• **TASK OBJECTIVE**: The expected answer comprises all lines from the entries that contain the string "name".

_____

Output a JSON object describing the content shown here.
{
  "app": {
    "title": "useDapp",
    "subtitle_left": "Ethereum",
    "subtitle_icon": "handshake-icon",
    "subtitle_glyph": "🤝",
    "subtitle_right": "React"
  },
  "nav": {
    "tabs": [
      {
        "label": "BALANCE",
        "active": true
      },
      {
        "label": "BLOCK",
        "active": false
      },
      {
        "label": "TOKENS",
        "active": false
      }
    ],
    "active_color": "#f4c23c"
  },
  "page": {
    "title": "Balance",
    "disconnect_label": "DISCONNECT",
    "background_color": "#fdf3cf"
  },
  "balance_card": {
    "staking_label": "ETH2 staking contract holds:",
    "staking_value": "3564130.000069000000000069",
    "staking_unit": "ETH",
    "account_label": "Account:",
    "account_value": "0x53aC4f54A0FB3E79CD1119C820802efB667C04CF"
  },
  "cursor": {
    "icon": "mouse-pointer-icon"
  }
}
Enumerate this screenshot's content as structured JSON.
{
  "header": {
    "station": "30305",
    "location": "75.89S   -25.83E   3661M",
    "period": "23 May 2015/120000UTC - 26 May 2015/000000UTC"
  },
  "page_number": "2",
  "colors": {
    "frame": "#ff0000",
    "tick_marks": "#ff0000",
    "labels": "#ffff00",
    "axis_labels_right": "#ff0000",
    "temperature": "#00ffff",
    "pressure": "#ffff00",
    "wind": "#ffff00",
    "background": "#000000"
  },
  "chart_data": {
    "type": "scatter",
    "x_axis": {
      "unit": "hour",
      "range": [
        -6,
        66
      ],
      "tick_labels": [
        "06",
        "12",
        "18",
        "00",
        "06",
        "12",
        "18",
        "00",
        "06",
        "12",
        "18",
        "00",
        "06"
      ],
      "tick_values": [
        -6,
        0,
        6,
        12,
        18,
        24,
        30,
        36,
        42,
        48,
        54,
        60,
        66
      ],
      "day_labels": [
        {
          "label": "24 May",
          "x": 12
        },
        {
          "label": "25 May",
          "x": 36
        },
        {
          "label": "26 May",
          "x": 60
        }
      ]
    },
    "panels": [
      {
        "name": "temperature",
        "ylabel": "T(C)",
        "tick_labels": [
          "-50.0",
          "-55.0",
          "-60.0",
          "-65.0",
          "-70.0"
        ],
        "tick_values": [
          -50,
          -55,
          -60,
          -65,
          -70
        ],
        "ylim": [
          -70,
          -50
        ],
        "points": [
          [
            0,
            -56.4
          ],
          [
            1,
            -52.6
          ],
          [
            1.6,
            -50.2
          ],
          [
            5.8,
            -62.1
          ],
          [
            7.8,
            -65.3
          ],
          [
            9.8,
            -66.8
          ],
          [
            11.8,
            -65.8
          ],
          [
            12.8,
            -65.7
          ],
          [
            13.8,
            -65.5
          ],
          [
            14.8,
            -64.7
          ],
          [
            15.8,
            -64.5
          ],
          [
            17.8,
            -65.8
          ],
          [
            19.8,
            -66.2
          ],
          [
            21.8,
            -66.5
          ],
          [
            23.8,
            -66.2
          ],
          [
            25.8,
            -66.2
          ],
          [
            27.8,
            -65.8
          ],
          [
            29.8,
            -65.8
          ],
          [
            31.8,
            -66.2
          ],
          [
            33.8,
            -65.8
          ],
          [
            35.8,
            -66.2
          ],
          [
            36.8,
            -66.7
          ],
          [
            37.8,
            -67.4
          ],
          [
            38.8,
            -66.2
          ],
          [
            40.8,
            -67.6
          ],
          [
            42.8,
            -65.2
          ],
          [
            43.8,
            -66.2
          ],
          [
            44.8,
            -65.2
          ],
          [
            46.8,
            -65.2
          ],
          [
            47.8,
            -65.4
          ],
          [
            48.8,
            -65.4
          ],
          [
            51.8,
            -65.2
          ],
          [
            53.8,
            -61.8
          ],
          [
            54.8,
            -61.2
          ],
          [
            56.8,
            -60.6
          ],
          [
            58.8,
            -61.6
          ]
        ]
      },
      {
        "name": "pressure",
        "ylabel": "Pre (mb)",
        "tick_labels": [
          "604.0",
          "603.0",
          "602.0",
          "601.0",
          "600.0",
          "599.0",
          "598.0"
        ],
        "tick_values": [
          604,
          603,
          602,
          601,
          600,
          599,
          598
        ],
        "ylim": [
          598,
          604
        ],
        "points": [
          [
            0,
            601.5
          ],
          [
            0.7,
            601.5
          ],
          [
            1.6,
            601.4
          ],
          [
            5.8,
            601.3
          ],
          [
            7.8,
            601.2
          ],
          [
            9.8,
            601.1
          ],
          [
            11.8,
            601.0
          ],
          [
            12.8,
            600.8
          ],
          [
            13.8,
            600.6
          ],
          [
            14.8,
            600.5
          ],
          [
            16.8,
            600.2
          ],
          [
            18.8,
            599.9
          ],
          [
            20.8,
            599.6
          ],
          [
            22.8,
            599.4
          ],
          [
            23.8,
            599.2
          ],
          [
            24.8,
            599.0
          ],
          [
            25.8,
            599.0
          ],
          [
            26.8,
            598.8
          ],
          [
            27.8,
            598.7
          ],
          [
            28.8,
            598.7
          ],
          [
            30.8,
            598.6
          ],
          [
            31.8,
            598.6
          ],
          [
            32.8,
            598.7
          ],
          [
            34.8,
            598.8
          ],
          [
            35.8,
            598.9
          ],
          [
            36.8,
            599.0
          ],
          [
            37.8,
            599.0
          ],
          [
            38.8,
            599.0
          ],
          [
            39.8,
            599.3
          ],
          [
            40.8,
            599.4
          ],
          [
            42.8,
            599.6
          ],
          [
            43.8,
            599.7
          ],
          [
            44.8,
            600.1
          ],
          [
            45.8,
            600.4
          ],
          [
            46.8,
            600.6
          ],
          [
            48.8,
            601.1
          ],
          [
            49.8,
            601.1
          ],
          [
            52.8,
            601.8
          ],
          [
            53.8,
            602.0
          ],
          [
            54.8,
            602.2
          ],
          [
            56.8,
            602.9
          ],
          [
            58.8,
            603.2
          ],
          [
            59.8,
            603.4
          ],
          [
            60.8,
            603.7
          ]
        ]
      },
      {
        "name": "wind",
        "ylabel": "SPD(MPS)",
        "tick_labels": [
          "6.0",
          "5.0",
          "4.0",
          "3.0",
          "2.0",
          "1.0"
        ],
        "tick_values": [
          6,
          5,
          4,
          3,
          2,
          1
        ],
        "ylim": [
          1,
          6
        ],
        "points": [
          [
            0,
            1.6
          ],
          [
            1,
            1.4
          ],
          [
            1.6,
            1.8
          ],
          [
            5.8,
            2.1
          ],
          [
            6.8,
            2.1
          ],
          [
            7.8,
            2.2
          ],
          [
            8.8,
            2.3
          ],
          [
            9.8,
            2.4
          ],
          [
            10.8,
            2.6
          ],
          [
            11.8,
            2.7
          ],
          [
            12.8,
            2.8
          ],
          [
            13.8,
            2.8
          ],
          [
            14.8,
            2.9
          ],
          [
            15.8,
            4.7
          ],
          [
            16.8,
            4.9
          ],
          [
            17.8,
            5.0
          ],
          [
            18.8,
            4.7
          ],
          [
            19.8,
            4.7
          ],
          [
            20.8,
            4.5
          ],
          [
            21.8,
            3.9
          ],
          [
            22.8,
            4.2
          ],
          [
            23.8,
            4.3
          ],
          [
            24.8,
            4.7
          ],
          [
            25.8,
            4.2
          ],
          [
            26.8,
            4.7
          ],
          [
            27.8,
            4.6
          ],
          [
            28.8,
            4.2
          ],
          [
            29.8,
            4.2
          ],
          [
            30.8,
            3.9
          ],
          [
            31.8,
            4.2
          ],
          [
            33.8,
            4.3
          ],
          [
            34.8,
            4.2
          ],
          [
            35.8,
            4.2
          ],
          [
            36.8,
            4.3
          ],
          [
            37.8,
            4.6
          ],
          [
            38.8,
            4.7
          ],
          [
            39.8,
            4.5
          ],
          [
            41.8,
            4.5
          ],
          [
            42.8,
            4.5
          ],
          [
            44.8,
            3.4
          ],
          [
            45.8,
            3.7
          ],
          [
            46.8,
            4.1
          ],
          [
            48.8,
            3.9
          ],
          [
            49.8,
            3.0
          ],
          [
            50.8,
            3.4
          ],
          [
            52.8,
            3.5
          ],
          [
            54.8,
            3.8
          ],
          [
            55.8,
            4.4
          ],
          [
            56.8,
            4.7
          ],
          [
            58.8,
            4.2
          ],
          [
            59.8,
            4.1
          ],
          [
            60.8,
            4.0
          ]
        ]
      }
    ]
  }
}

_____

• **TASK SOLUTION**:
        "name": "temperature",
        "name": "pressure",
        "name": "wind",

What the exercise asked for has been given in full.